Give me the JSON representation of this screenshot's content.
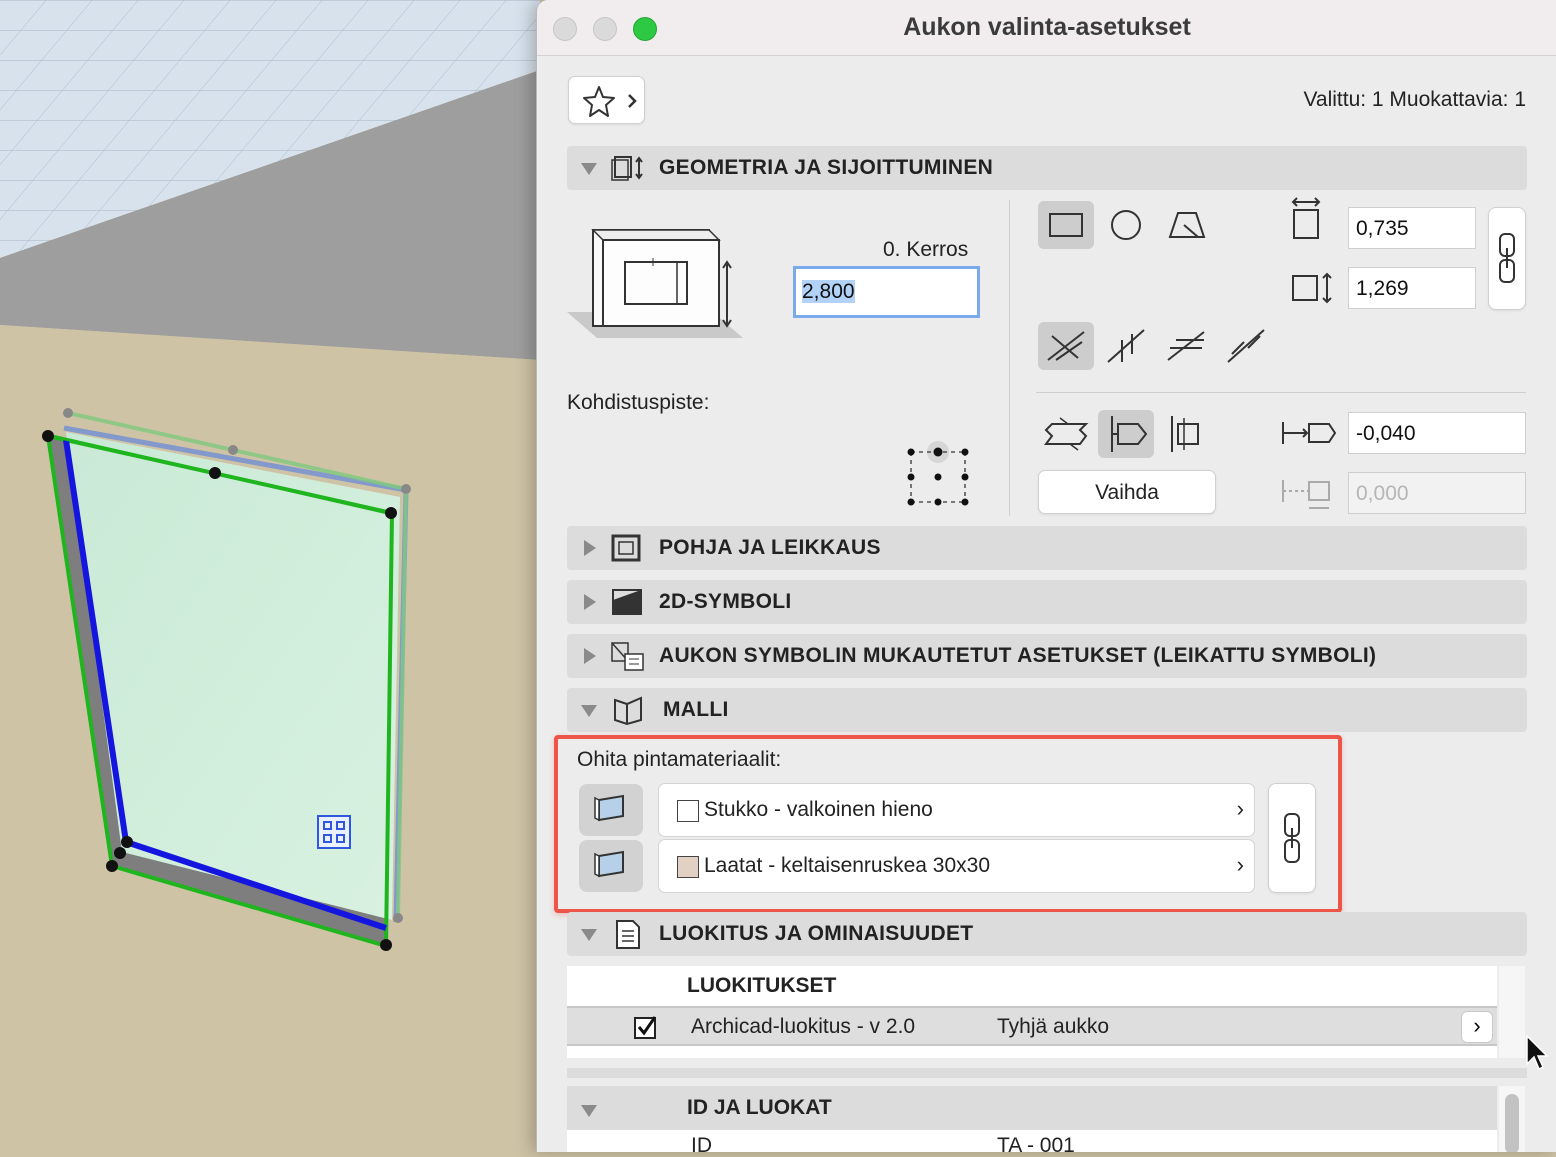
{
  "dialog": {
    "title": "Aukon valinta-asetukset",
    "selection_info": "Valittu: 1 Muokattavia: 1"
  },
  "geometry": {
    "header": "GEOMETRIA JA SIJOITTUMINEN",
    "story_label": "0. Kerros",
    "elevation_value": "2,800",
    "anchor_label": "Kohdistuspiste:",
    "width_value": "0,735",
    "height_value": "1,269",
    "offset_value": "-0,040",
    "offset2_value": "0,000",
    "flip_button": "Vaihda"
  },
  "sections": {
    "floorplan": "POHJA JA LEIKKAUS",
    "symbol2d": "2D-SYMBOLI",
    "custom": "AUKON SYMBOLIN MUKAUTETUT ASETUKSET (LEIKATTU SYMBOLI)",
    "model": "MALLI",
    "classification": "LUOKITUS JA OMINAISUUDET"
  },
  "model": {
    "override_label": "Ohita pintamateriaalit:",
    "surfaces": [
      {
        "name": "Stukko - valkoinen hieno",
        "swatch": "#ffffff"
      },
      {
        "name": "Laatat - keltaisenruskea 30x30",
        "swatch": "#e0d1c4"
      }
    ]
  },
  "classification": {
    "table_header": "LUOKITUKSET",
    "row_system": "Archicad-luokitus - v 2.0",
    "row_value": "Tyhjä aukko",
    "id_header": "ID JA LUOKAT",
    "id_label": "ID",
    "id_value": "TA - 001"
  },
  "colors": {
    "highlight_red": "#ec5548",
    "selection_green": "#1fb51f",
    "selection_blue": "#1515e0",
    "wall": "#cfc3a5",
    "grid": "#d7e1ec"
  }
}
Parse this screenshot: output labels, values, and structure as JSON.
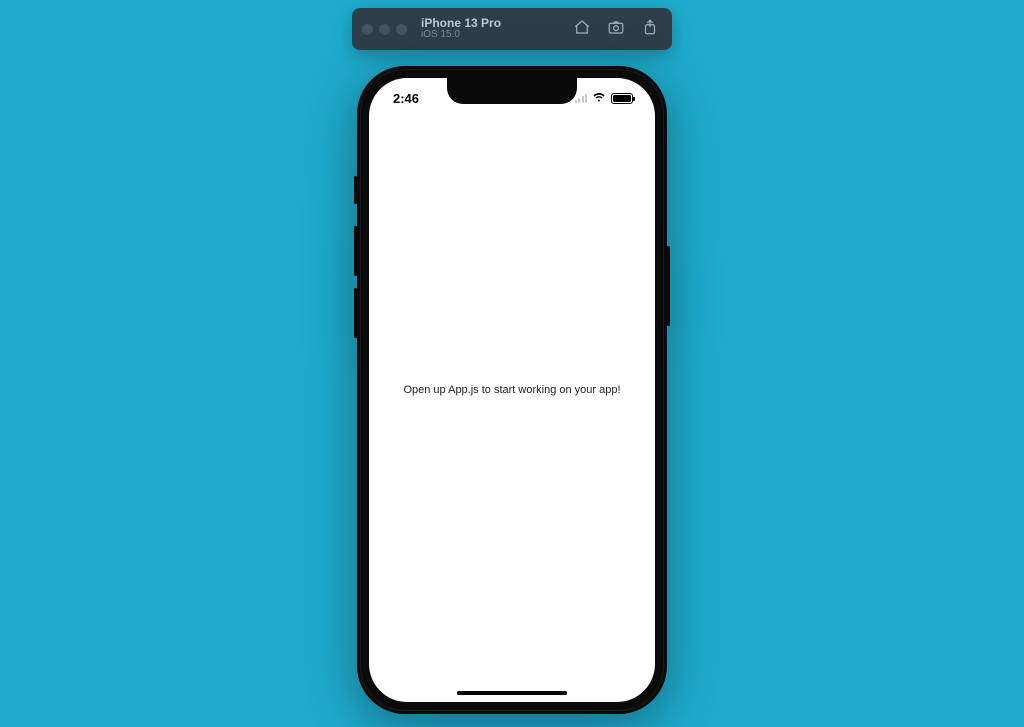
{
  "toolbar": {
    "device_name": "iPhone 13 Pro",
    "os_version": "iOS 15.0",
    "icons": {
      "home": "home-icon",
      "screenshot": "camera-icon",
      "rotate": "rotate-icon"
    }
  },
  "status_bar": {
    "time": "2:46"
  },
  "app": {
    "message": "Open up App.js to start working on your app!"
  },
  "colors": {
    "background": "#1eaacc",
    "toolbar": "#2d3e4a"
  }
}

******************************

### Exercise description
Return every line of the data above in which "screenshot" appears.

### Response to this exercise
Give me the JSON representation of this screenshot's content.
Parse this screenshot: output labels, values, and structure as JSON.
      "screenshot": "camera-icon",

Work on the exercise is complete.